An Interview with EVO Built
Driven by a strong growth mindset and determination, Robby Kruyer & cousin Dean Baldwin set out to start a carpentry company but it quickly developed into a highend, well-respected building company within 18 months. Bowens took the opportunity to speak to the EVO Built duo and learn how they made the switch from timber to people in such a short timeframe.
How did you start EVO Built?
Pretty much as soon as I was qualified carpenter (age 26), I had an opportunity to build six units in Preston from start to finish. I had never built something from start to finish, so when I started, I realised I was out of my depth doing it by myself and called my cousin Dean. He had been doing high-end carpentry at the time and had ten years of experience, so it was great to get him on board.
At what point did you get your builders license?
After starting the company, we did some frames, lock up & fix carpentry for around a year to build up some cash flow, then we outsourced to high-end builders doing full carpentry packages to get some good experience. After 12 months, we decided to get our DBL licenses so we could start doing these jobs for ourselves. Dean ended up doing a lot of project management and I was doing estimating, so I was in the office a lot.
After doing some entry-level renovations and gradually moving up, both Dean and I were aiming for high-end renovations and builds. To do that, we needed to obtain our DBU so we could take on builds that were upwards of the $600,000 dollar insurance mark. We eventually obtained those licenses allowing us to run multiple renovations at one time.
What is the biggest challenge in going out on your own to start a business?
When you move from carpentry to building, one of the most difficult things is going from dealing with timber to people. You go from nailing timber to dealing with clients who, a lot of the time, have minimal experience in building so it’s a case of educating them for a smooth process.
“When you move from carpentry to building, one of the most difficult things is going from dealing with timber to people.”
In some cases, we have clients who have 90% of the build fully planned out. Everything is estimated, their trades are lined up, then they ask us to put it together and we go, well this is a dream. Then there are clients who have no building experience whatsoever and require coaching and training to truly understand the plans, which is not a bad thing at all. That’s half the fun, running the client through the plans, teaching them and showing them how it will look. You can see the excitement on their face.
It becomes tricky when there is a miscommunication between the builder & client, and the client mistakenly assumes something will be automatically done. For example, we had a recent large renovation where a client had assumed the front windows of the home would be replaced, but it wasn’t on the plans. When they realised it was going to cost them an additional $20,000, it was a big shock. I feel guilty for charging them, but it isn’t something the builder should pay for either.
“It becomes tricky when there is a miscommunication between the builder & client, and the client mistakenly assumes something will be automatically done.”
How do you think the communication between the client & builder could be improved on an industry level?

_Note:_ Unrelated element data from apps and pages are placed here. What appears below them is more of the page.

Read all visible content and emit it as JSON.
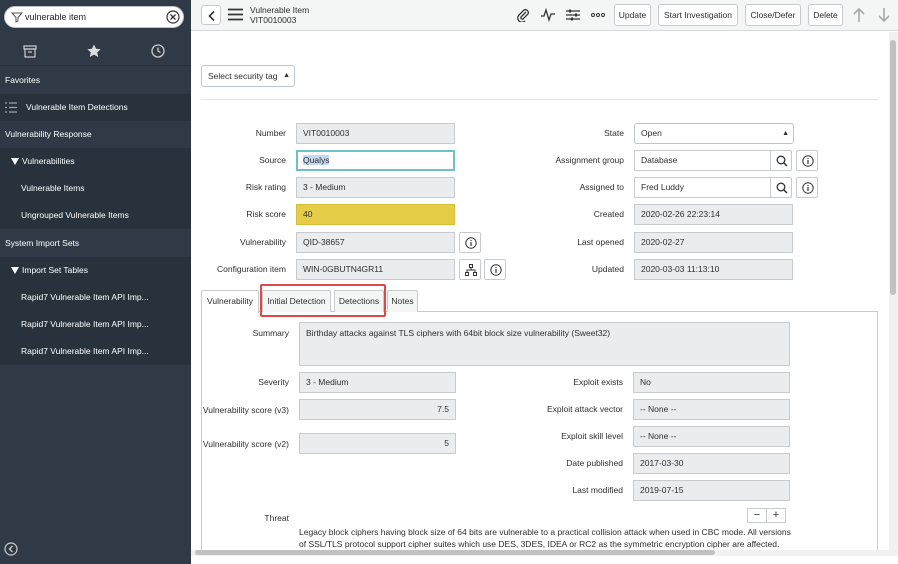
{
  "search": {
    "value": "vulnerable item"
  },
  "sidebar": {
    "items": [
      {
        "label": "Favorites"
      },
      {
        "label": "Vulnerable Item Detections"
      },
      {
        "label": "Vulnerability Response"
      },
      {
        "label": "Vulnerabilities"
      },
      {
        "label": "Vulnerable Items"
      },
      {
        "label": "Ungrouped Vulnerable Items"
      },
      {
        "label": "System Import Sets"
      },
      {
        "label": "Import Set Tables"
      },
      {
        "label": "Rapid7 Vulnerable Item API Imp..."
      },
      {
        "label": "Rapid7 Vulnerable Item API Imp..."
      },
      {
        "label": "Rapid7 Vulnerable Item API Imp..."
      }
    ]
  },
  "header": {
    "title": "Vulnerable Item",
    "subtitle": "VIT0010003",
    "buttons": {
      "update": "Update",
      "start_investigation": "Start Investigation",
      "close_defer": "Close/Defer",
      "delete": "Delete"
    }
  },
  "form": {
    "security_tag": "Select security tag",
    "number": {
      "label": "Number",
      "value": "VIT0010003"
    },
    "source": {
      "label": "Source",
      "value": "Qualys"
    },
    "risk_rating": {
      "label": "Risk rating",
      "value": "3 - Medium"
    },
    "risk_score": {
      "label": "Risk score",
      "value": "40"
    },
    "vulnerability": {
      "label": "Vulnerability",
      "value": "QID-38657"
    },
    "configuration_item": {
      "label": "Configuration item",
      "value": "WIN-0GBUTN4GR11"
    },
    "state": {
      "label": "State",
      "value": "Open"
    },
    "assignment_group": {
      "label": "Assignment group",
      "value": "Database"
    },
    "assigned_to": {
      "label": "Assigned to",
      "value": "Fred Luddy"
    },
    "created": {
      "label": "Created",
      "value": "2020-02-26 22:23:14"
    },
    "last_opened": {
      "label": "Last opened",
      "value": "2020-02-27"
    },
    "updated": {
      "label": "Updated",
      "value": "2020-03-03 11:13:10"
    }
  },
  "tabs": [
    {
      "label": "Vulnerability"
    },
    {
      "label": "Initial Detection"
    },
    {
      "label": "Detections"
    },
    {
      "label": "Notes"
    }
  ],
  "vuln_tab": {
    "summary": {
      "label": "Summary",
      "value": "Birthday attacks against TLS ciphers with 64bit block size vulnerability (Sweet32)"
    },
    "severity": {
      "label": "Severity",
      "value": "3 - Medium"
    },
    "score_v3": {
      "label": "Vulnerability score (v3)",
      "value": "7.5"
    },
    "score_v2": {
      "label": "Vulnerability score (v2)",
      "value": "5"
    },
    "exploit_exists": {
      "label": "Exploit exists",
      "value": "No"
    },
    "exploit_attack_vector": {
      "label": "Exploit attack vector",
      "value": "-- None --"
    },
    "exploit_skill_level": {
      "label": "Exploit skill level",
      "value": "-- None --"
    },
    "date_published": {
      "label": "Date published",
      "value": "2017-03-30"
    },
    "last_modified": {
      "label": "Last modified",
      "value": "2019-07-15"
    },
    "threat": {
      "label": "Threat",
      "value": "Legacy block ciphers having block size of 64 bits are vulnerable to a practical collision attack when used in CBC mode. All versions of SSL/TLS protocol support cipher suites which use DES, 3DES, IDEA or RC2 as the symmetric encryption cipher are affected."
    },
    "minus": "−",
    "plus": "+"
  },
  "colors": {
    "sidebar_bg": "#303a46",
    "highlight": "#e04848",
    "risk_score_bg": "#e5cd48",
    "focus_border": "#6ec1c8"
  },
  "icons": [
    "filter-icon",
    "clear-icon",
    "archive-icon",
    "star-icon",
    "history-icon",
    "back-icon",
    "menu-icon",
    "attachment-icon",
    "activity-icon",
    "settings-icon",
    "more-icon",
    "arrow-up-icon",
    "arrow-down-icon",
    "search-icon",
    "info-icon",
    "ci-map-icon"
  ]
}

Unfortunately, a lot of clients will design a dream home based on what they want, without much consideration for their budget. Once they go and get it priced, it ends up being over what they are willing to spend. I think there is an industry-wide miscommunication in terms of what’s achievable with a client’s budget. If someone has $500,000 dollars in the bank, it should be one of the first things they communicate with their builder or architect.
“I think there is an industry-wide miscommunication in terms of what’s achievable with a client’s budget.”
It had become a consistent issue for us, to the point where we establish some key details before we quote a project. It starts with three simple questions: Do you have plans? Do you have permits? And what is your ideal budget? If there is no clear budget, we do not quote the job, because there is no open line of communication from the beginning.
We have begun charging our clients for quotes, because of the amount of work and detail we put into them. Our quotes are very transparent so if a client isn’t willing to invest in a fully detailed breakdown for their project, then we tend to feel they are just price shopping.
Personally, I would never invest a large amount of money into a builder that hasn’t got a very sophisticated quote that is down to the finest detail, and nor should a client. By investing in a detailed quote, the client is doing the due diligence to truly understand what they are getting for their money.
“By investing in a detailed quote, the client is doing the due diligence to truly understand what they are getting for their money.”
Your business has seen a lot of success in a short period of time, what’s the secret?
Dean and I attend a business coaching seminar every 12 weeks. It is ridiculously expensive, but worth every cent. Had we not attended these seminars, I don’t think we would be where we are at today, not at least in the time we achieved our current success.
“Had we not attended these seminars, I don’t think we would be where we are at today, not at least in the time we achieved our current success.”
A fundamental learning, I took out of these seminars is that success is not an end goal but something you live day by day. If success is measured by a future goal, once you reach it, you won’t be satisfied, and you’ll set another goal to achieve to be successful.
With that mindset, you embody success on a daily basis, so when you set those 1, 5 or 10-year goals, you are driven and have a positive mindset to reach them. But don’t let success always be in the future otherwise you will never truly experience it.